In a 2014 ULI Fall Meeting session titled “Repurposing and Repositioning,” developers and architects discussed how they are breathing new life into three very different obsolete retail venues. What the three properties have in common is that all were developed originally by the Rouse Company of Columbia, Maryland.
Moving eastward, a more radical shopping mall transformation is taking place in Austin, Texas. The 81-acre (33 ha) former Highland Mall had become a “dead whale” in a part of suburban Austin that had been a “desert for investment,” explained Matt Whelan of RedLeaf Properties and Live Oak–Gottesman.
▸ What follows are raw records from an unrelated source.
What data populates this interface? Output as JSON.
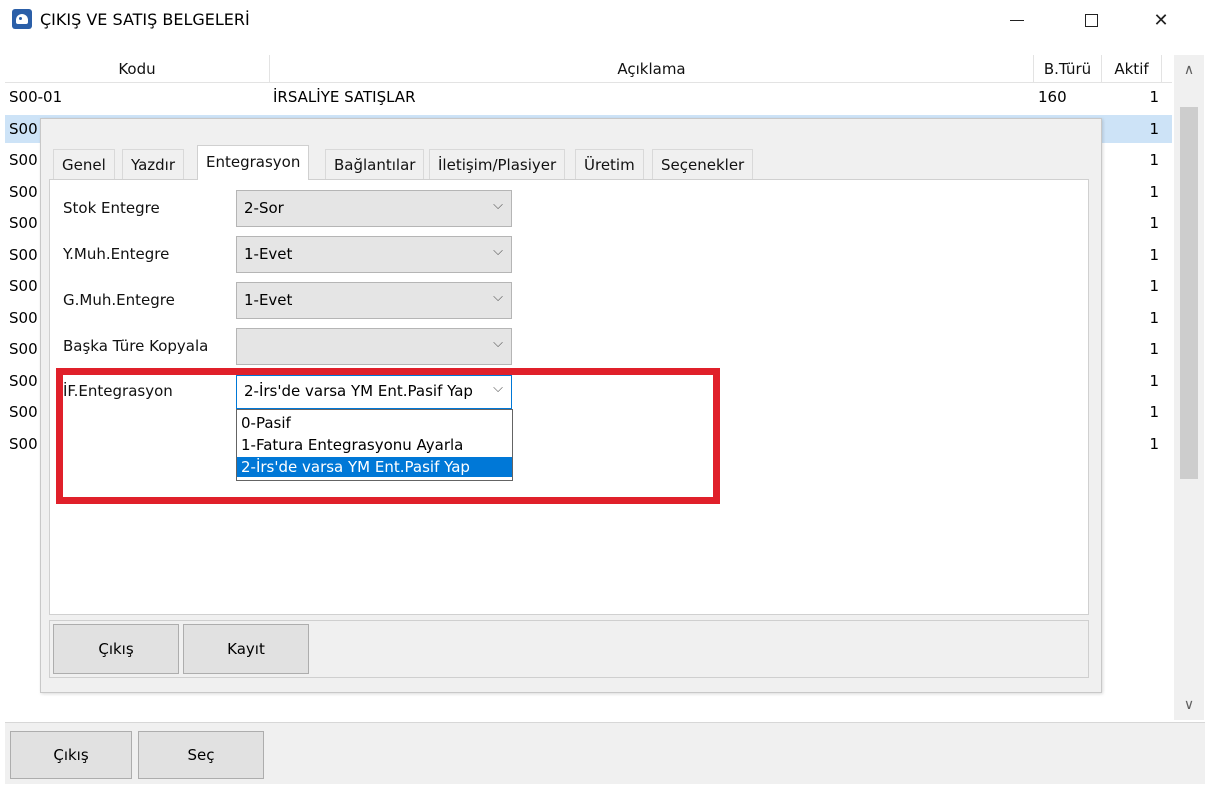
{
  "window": {
    "title": "ÇIKIŞ VE SATIŞ BELGELERİ",
    "app_icon": "app-logo-icon",
    "controls": {
      "minimize": "minimize-icon",
      "maximize": "maximize-icon",
      "close": "close-icon",
      "close_glyph": "✕"
    }
  },
  "grid": {
    "columns": [
      "Kodu",
      "Açıklama",
      "B.Türü",
      "Aktif"
    ],
    "rows": [
      {
        "kodu": "S00-01",
        "aciklama": "İRSALİYE SATIŞLAR",
        "bturu": "160",
        "aktif": "1"
      },
      {
        "kodu": "S00",
        "aciklama": "",
        "bturu": "",
        "aktif": "1"
      },
      {
        "kodu": "S00",
        "aciklama": "",
        "bturu": "",
        "aktif": "1"
      },
      {
        "kodu": "S00",
        "aciklama": "",
        "bturu": "",
        "aktif": "1"
      },
      {
        "kodu": "S00",
        "aciklama": "",
        "bturu": "",
        "aktif": "1"
      },
      {
        "kodu": "S00",
        "aciklama": "",
        "bturu": "",
        "aktif": "1"
      },
      {
        "kodu": "S00",
        "aciklama": "",
        "bturu": "",
        "aktif": "1"
      },
      {
        "kodu": "S00",
        "aciklama": "",
        "bturu": "",
        "aktif": "1"
      },
      {
        "kodu": "S00",
        "aciklama": "",
        "bturu": "",
        "aktif": "1"
      },
      {
        "kodu": "S00",
        "aciklama": "",
        "bturu": "",
        "aktif": "1"
      },
      {
        "kodu": "S00",
        "aciklama": "",
        "bturu": "",
        "aktif": "1"
      },
      {
        "kodu": "S00",
        "aciklama": "",
        "bturu": "",
        "aktif": "1"
      }
    ],
    "selected_row_index": 1
  },
  "scrollbar": {
    "up_icon": "chevron-up-icon",
    "down_icon": "chevron-down-icon",
    "up_glyph": "∧",
    "down_glyph": "∨"
  },
  "bottom_bar": {
    "exit_label": "Çıkış",
    "select_label": "Seç"
  },
  "dialog": {
    "tabs": [
      "Genel",
      "Yazdır",
      "Entegrasyon",
      "Bağlantılar",
      "İletişim/Plasiyer",
      "Üretim",
      "Seçenekler"
    ],
    "active_tab": "Entegrasyon",
    "fields": [
      {
        "label": "Stok Entegre",
        "value": "2-Sor"
      },
      {
        "label": "Y.Muh.Entegre",
        "value": "1-Evet"
      },
      {
        "label": "G.Muh.Entegre",
        "value": "1-Evet"
      },
      {
        "label": "Başka Türe Kopyala",
        "value": ""
      },
      {
        "label": "İF.Entegrasyon",
        "value": "2-İrs'de varsa YM Ent.Pasif Yap"
      }
    ],
    "dropdown_icon": "chevron-down-icon",
    "dropdown_glyph": "⌵",
    "dropdown_options": [
      "0-Pasif",
      "1-Fatura Entegrasyonu Ayarla",
      "2-İrs'de varsa YM Ent.Pasif Yap"
    ],
    "dropdown_selected_index": 2,
    "buttons": {
      "exit_label": "Çıkış",
      "save_label": "Kayıt"
    }
  },
  "colors": {
    "highlight": "#e0202a",
    "selection": "#0078d7",
    "row_selection": "#cde3f7"
  }
}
Opened in 1971, it was Austin’s first suburban shopping mall, but in the ensuing decades, retail dynamics shifted toward the west.
In 2010, RedLeaf partnered with Austin Community College (ACC) to purchase and redevelop the mall in order to create a compact, mixed-use, walkable district based on new urban principles, Whelan explained. But it was no easy task. Most of the existing space was owned and operated by a partnership of General Growth and Simon Property Group; AIG owned the underlying land; two lawsuits were underway; and investors and retail operators owned some of the property separately. It took six transactions over 2.5 years to “put Humpty Dumpty back together again.”
Once that was done, the partnership embarked on an innovative scheme. The community college, with a $300 million–plus budget and a service area the size of New Jersey, wanted educational space but did not need street visibility. ACC’s 1.3 million square feet (121,000 sq m) of space will occupy the entire former mall plus new construction. RedLeaf is transforming massive former parking lots into a mixed-use community with 1,200 homes, 200 hotel rooms, and neighborhood-serving retail.
ACC has completed a master plan for its space focusing on technology and health sciences education, and already has redeveloped the former JCPenney store. The college recently announced plans to bring Rackspace, a San Antonio–based cloud computing firm, into the building formerly occupied by Dillard’s; under its agreement with ACC, Rackspace will offer paid internships to ACC students. RedLeaf plans to break ground on a 300-unit apartment building with ground-floor retail space in 2015.